9 But,' saith the lawyer, 'that which ought not to have been done, once done, avails.' I answer, this is but a crotchet of the law, but that brought against it is plain Scripture.' Doctrine, &c. Prose Works, I. 202.
1 The law of marriage gives place to the power of parents; for we hold that the consent of parents not had may break the wedlock, though else accomplished. It gives place to masterly power, for the master might take away from a Hebrew servant the wife which he gave him, Exod. xxi.’ Tetrachordon. Prose Works, III. 357.

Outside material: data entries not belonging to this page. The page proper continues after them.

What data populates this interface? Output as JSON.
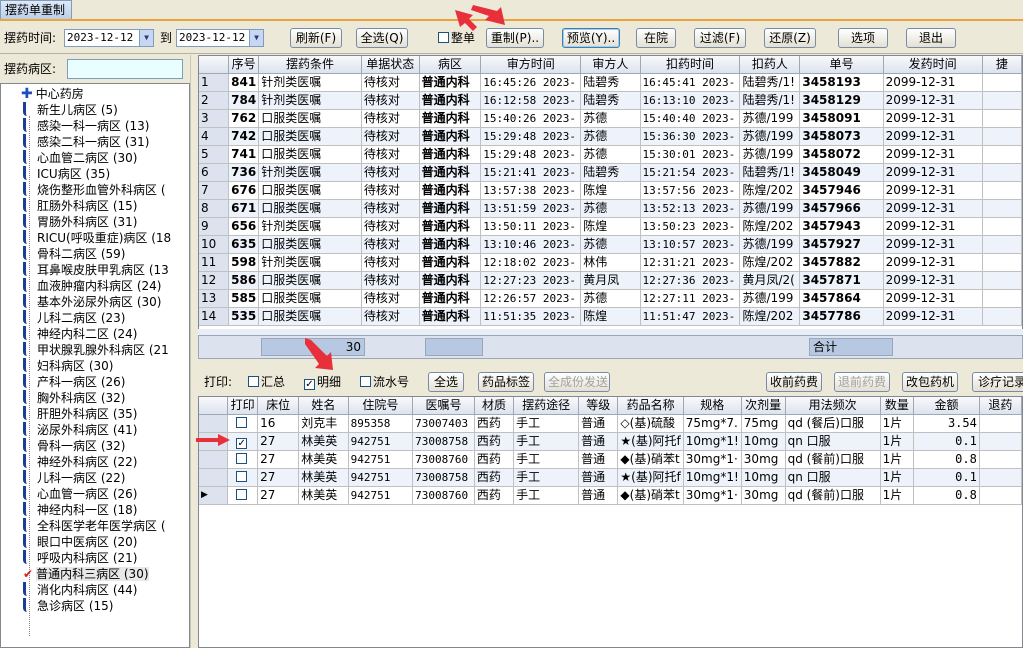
{
  "window": {
    "tab_title": "摆药单重制"
  },
  "toolbar": {
    "date_label": "摆药时间:",
    "date_from": "2023-12-12",
    "to_label": "到",
    "date_to": "2023-12-12",
    "refresh": "刷新(F)",
    "select_all": "全选(Q)",
    "whole_label": "整单",
    "remake": "重制(P)..",
    "preview": "预览(Y)..",
    "in_hospital": "在院",
    "filter": "过滤(F)",
    "restore": "还原(Z)",
    "options": "选项",
    "exit": "退出"
  },
  "sidebar": {
    "ward_label": "摆药病区:",
    "ward_value": "",
    "root": "中心药房",
    "items": [
      "新生儿病区 (5)",
      "感染一科一病区 (13)",
      "感染二科一病区 (31)",
      "心血管二病区 (30)",
      "ICU病区 (35)",
      "烧伤整形血管外科病区 (",
      "肛肠外科病区 (15)",
      "胃肠外科病区 (31)",
      "RICU(呼吸重症)病区 (18",
      "骨科二病区 (59)",
      "耳鼻喉皮肤甲乳病区 (13",
      "血液肿瘤内科病区 (24)",
      "基本外泌尿外病区 (30)",
      "儿科二病区 (23)",
      "神经内科二区 (24)",
      "甲状腺乳腺外科病区 (21",
      "妇科病区 (30)",
      "产科一病区 (26)",
      "胸外科病区 (32)",
      "肝胆外科病区 (35)",
      "泌尿外科病区 (41)",
      "骨科一病区 (32)",
      "神经外科病区 (22)",
      "儿科一病区 (22)",
      "心血管一病区 (26)",
      "神经内科一区 (18)",
      "全科医学老年医学病区 (",
      "眼口中医病区 (20)",
      "呼吸内科病区 (21)",
      "普通内科三病区 (30)",
      "消化内科病区 (44)",
      "急诊病区 (15)"
    ],
    "selected_index": 29
  },
  "top_grid": {
    "columns": [
      "序号",
      "摆药条件",
      "单据状态",
      "病区",
      "审方时间",
      "审方人",
      "扣药时间",
      "扣药人",
      "单号",
      "发药时间",
      "捷"
    ],
    "rows": [
      [
        "1",
        "841",
        "针剂类医嘱",
        "待核对",
        "普通内科",
        "16:45:26 2023-",
        "陆碧秀",
        "16:45:41 2023-",
        "陆碧秀/1!",
        "3458193",
        "2099-12-31"
      ],
      [
        "2",
        "784",
        "针剂类医嘱",
        "待核对",
        "普通内科",
        "16:12:58 2023-",
        "陆碧秀",
        "16:13:10 2023-",
        "陆碧秀/1!",
        "3458129",
        "2099-12-31"
      ],
      [
        "3",
        "762",
        "口服类医嘱",
        "待核对",
        "普通内科",
        "15:40:26 2023-",
        "苏德",
        "15:40:40 2023-",
        "苏德/199",
        "3458091",
        "2099-12-31"
      ],
      [
        "4",
        "742",
        "口服类医嘱",
        "待核对",
        "普通内科",
        "15:29:48 2023-",
        "苏德",
        "15:36:30 2023-",
        "苏德/199",
        "3458073",
        "2099-12-31"
      ],
      [
        "5",
        "741",
        "口服类医嘱",
        "待核对",
        "普通内科",
        "15:29:48 2023-",
        "苏德",
        "15:30:01 2023-",
        "苏德/199",
        "3458072",
        "2099-12-31"
      ],
      [
        "6",
        "736",
        "针剂类医嘱",
        "待核对",
        "普通内科",
        "15:21:41 2023-",
        "陆碧秀",
        "15:21:54 2023-",
        "陆碧秀/1!",
        "3458049",
        "2099-12-31"
      ],
      [
        "7",
        "676",
        "口服类医嘱",
        "待核对",
        "普通内科",
        "13:57:38 2023-",
        "陈煌",
        "13:57:56 2023-",
        "陈煌/202",
        "3457946",
        "2099-12-31"
      ],
      [
        "8",
        "671",
        "口服类医嘱",
        "待核对",
        "普通内科",
        "13:51:59 2023-",
        "苏德",
        "13:52:13 2023-",
        "苏德/199",
        "3457966",
        "2099-12-31"
      ],
      [
        "9",
        "656",
        "针剂类医嘱",
        "待核对",
        "普通内科",
        "13:50:11 2023-",
        "陈煌",
        "13:50:23 2023-",
        "陈煌/202",
        "3457943",
        "2099-12-31"
      ],
      [
        "10",
        "635",
        "口服类医嘱",
        "待核对",
        "普通内科",
        "13:10:46 2023-",
        "苏德",
        "13:10:57 2023-",
        "苏德/199",
        "3457927",
        "2099-12-31"
      ],
      [
        "11",
        "598",
        "针剂类医嘱",
        "待核对",
        "普通内科",
        "12:18:02 2023-",
        "林伟",
        "12:31:21 2023-",
        "陈煌/202",
        "3457882",
        "2099-12-31"
      ],
      [
        "12",
        "586",
        "口服类医嘱",
        "待核对",
        "普通内科",
        "12:27:23 2023-",
        "黄月凤",
        "12:27:36 2023-",
        "黄月凤/2(",
        "3457871",
        "2099-12-31"
      ],
      [
        "13",
        "585",
        "口服类医嘱",
        "待核对",
        "普通内科",
        "12:26:57 2023-",
        "苏德",
        "12:27:11 2023-",
        "苏德/199",
        "3457864",
        "2099-12-31"
      ],
      [
        "14",
        "535",
        "口服类医嘱",
        "待核对",
        "普通内科",
        "11:51:35 2023-",
        "陈煌",
        "11:51:47 2023-",
        "陈煌/202",
        "3457786",
        "2099-12-31"
      ]
    ],
    "footer_count": "30",
    "footer_total": "合计"
  },
  "midbar": {
    "print_label": "打印:",
    "summary_label": "汇总",
    "detail_label": "明细",
    "serial_label": "流水号",
    "select_all": "全选",
    "drug_label": "药品标签",
    "all_send": "全成份发送",
    "recv_return": "收前药费",
    "refund": "退前药费",
    "change_machine": "改包药机",
    "clinic_record": "诊疗记录"
  },
  "bottom_grid": {
    "columns": [
      "打印",
      "床位",
      "姓名",
      "住院号",
      "医嘱号",
      "材质",
      "摆药途径",
      "等级",
      "药品名称",
      "规格",
      "次剂量",
      "用法频次",
      "数量",
      "金额",
      "退药"
    ],
    "rows": [
      {
        "marker": "",
        "checked": false,
        "cells": [
          "16",
          "刘克丰",
          "895358",
          "73007403",
          "西药",
          "手工",
          "普通",
          "◇(基)硫酸",
          "75mg*7.",
          "75mg",
          "qd (餐后)口服",
          "1片",
          "3.54"
        ]
      },
      {
        "marker": "",
        "checked": true,
        "cells": [
          "27",
          "林美英",
          "942751",
          "73008758",
          "西药",
          "手工",
          "普通",
          "★(基)阿托f",
          "10mg*1!",
          "10mg",
          "qn 口服",
          "1片",
          "0.1"
        ]
      },
      {
        "marker": "",
        "checked": false,
        "cells": [
          "27",
          "林美英",
          "942751",
          "73008760",
          "西药",
          "手工",
          "普通",
          "◆(基)硝苯t",
          "30mg*1·",
          "30mg",
          "qd (餐前)口服",
          "1片",
          "0.8"
        ]
      },
      {
        "marker": "",
        "checked": false,
        "cells": [
          "27",
          "林美英",
          "942751",
          "73008758",
          "西药",
          "手工",
          "普通",
          "★(基)阿托f",
          "10mg*1!",
          "10mg",
          "qn 口服",
          "1片",
          "0.1"
        ]
      },
      {
        "marker": "▶",
        "checked": false,
        "cells": [
          "27",
          "林美英",
          "942751",
          "73008760",
          "西药",
          "手工",
          "普通",
          "◆(基)硝苯t",
          "30mg*1·",
          "30mg",
          "qd (餐前)口服",
          "1片",
          "0.8"
        ]
      }
    ]
  },
  "colors": {
    "accent": "#e9a43b",
    "row_alt": "#eef3fb",
    "header": "#dce3ee",
    "annotation_arrow": "#e8303a"
  }
}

principal reason for enacting the law. This appears still more evidently from Deut. xxii. 19. “because he hath brought up an evil name upon a virgin of Israel, she shall be his wife; he may not put her away all his days :" and v. 29. "she shall be his wife, because he hath humbled her; he may not put her away all his days." Now if the law of Moses did not give way to his hardness of heart who was desirous of putting away the. virgin whom he had humbled, or to his who was willing to put away the wife against whom he had brought up an evil report, why should we imagine that it would give way to his alone who was averse from uncleanness, supposing that such aversion could properly be included under the definition of hardness of heart? Christ therefore reproves the hardness of heart of those who abused this law, that is, of the Pharisees and others, when he says, on account of the hardness of your hearts he permitted you to put away your wives;" but he does not abrogate the law itself, or the legitimate use of it; for he says that Moses permitted it on account of the hardness of their hearts, not that he permitted it wrongfully or improperly. In this sense almost the whole of the civil law might be said to have been given on account of the hardness of their hearts: whence St. Paulreproves the brethren, 1 Cor. vi. 6. because they had recourse to it, though no one argues from hence that the civil law is, or ought to be abrogated. How much less then can any one who understands the spirit of the Gospel believe, that this latter denies what the law did not scruple to concede, either as a matter of right or of indulgence, to the infirmity of human nature??
The clause of the eighth verse, "from the beginning it was not so," means nothing more than what is more clearly intimated above in the fourth verse, "he which made them at the beginning, made them male and female;" namely, that marriage in its original institution was not capable of being dissolved even by death, for sin and death were not then in existence. If however the purpose of the institution should be violated by the offence of either, it was obvious that death, the consequence of that offence, must in the course of things
2 'O perverseness! that the law should be made more provident of peacemaking than the gospel: that the gospel should be put to beg a most necessary help of mercy from the law, but must not have it!' Doctrine, &c. Prose Works, III. 195. See also Book II. chap. vii. But if those indulgencies, &c. work of our redemption.' II. 231, 232.